# EXERCISE DATA
● ● ●

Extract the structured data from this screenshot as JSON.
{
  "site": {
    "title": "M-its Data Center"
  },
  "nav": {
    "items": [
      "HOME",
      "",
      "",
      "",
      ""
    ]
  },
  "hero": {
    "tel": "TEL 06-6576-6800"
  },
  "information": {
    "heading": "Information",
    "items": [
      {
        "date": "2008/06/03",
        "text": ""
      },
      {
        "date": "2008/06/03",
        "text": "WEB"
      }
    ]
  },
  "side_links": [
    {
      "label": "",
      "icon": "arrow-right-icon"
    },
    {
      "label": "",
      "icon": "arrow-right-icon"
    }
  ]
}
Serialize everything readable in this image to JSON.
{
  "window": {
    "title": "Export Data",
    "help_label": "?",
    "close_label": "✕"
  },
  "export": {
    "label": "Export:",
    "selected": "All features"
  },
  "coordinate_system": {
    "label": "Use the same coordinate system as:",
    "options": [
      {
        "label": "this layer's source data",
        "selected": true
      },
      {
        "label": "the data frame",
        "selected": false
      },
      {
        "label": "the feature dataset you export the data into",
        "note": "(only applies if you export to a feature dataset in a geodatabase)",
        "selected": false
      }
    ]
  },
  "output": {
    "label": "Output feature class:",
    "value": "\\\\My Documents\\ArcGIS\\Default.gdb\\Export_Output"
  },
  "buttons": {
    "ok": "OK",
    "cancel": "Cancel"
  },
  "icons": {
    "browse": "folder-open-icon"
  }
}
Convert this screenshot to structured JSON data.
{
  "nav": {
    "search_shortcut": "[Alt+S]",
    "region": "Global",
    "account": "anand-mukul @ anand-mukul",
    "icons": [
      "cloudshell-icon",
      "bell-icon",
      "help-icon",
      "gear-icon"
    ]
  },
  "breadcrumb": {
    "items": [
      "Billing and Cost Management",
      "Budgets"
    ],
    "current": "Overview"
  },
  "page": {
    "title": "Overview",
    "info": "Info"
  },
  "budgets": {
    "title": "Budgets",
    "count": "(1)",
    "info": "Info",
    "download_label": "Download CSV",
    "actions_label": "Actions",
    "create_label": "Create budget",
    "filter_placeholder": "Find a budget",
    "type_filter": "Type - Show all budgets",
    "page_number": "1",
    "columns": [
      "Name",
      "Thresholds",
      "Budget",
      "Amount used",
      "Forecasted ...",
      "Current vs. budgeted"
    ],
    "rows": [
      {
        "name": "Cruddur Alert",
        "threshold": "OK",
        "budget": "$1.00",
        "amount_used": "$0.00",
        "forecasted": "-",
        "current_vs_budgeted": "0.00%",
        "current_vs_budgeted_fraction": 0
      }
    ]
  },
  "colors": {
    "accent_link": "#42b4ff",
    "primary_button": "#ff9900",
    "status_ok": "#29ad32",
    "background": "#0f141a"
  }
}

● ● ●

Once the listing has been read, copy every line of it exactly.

# SOLUTION FOR THIS TASK
Extract the structured data from this screenshot as JSON.
{
  "site": {
    "title": "M-its Data Center"
  },
  "nav": {
    "items": [
      "HOME",
      "",
      "",
      "",
      ""
    ]
  },
  "hero": {
    "tel": "TEL 06-6576-6800"
  },
  "information": {
    "heading": "Information",
    "items": [
      {
        "date": "2008/06/03",
        "text": ""
      },
      {
        "date": "2008/06/03",
        "text": "WEB"
      }
    ]
  },
  "side_links": [
    {
      "label": "",
      "icon": "arrow-right-icon"
    },
    {
      "label": "",
      "icon": "arrow-right-icon"
    }
  ]
}
Serialize everything readable in this image to JSON.
{
  "window": {
    "title": "Export Data",
    "help_label": "?",
    "close_label": "✕"
  },
  "export": {
    "label": "Export:",
    "selected": "All features"
  },
  "coordinate_system": {
    "label": "Use the same coordinate system as:",
    "options": [
      {
        "label": "this layer's source data",
        "selected": true
      },
      {
        "label": "the data frame",
        "selected": false
      },
      {
        "label": "the feature dataset you export the data into",
        "note": "(only applies if you export to a feature dataset in a geodatabase)",
        "selected": false
      }
    ]
  },
  "output": {
    "label": "Output feature class:",
    "value": "\\\\My Documents\\ArcGIS\\Default.gdb\\Export_Output"
  },
  "buttons": {
    "ok": "OK",
    "cancel": "Cancel"
  },
  "icons": {
    "browse": "folder-open-icon"
  }
}
Convert this screenshot to structured JSON data.
{
  "nav": {
    "search_shortcut": "[Alt+S]",
    "region": "Global",
    "account": "anand-mukul @ anand-mukul",
    "icons": [
      "cloudshell-icon",
      "bell-icon",
      "help-icon",
      "gear-icon"
    ]
  },
  "breadcrumb": {
    "items": [
      "Billing and Cost Management",
      "Budgets"
    ],
    "current": "Overview"
  },
  "page": {
    "title": "Overview",
    "info": "Info"
  },
  "budgets": {
    "title": "Budgets",
    "count": "(1)",
    "info": "Info",
    "download_label": "Download CSV",
    "actions_label": "Actions",
    "create_label": "Create budget",
    "filter_placeholder": "Find a budget",
    "type_filter": "Type - Show all budgets",
    "page_number": "1",
    "columns": [
      "Name",
      "Thresholds",
      "Budget",
      "Amount used",
      "Forecasted ...",
      "Current vs. budgeted"
    ],
    "rows": [
      {
        "name": "Cruddur Alert",
        "threshold": "OK",
        "budget": "$1.00",
        "amount_used": "$0.00",
        "forecasted": "-",
        "current_vs_budgeted": "0.00%",
        "current_vs_budgeted_fraction": 0
      }
    ]
  },
  "colors": {
    "accent_link": "#42b4ff",
    "primary_button": "#ff9900",
    "status_ok": "#29ad32",
    "background": "#0f141a"
  }
}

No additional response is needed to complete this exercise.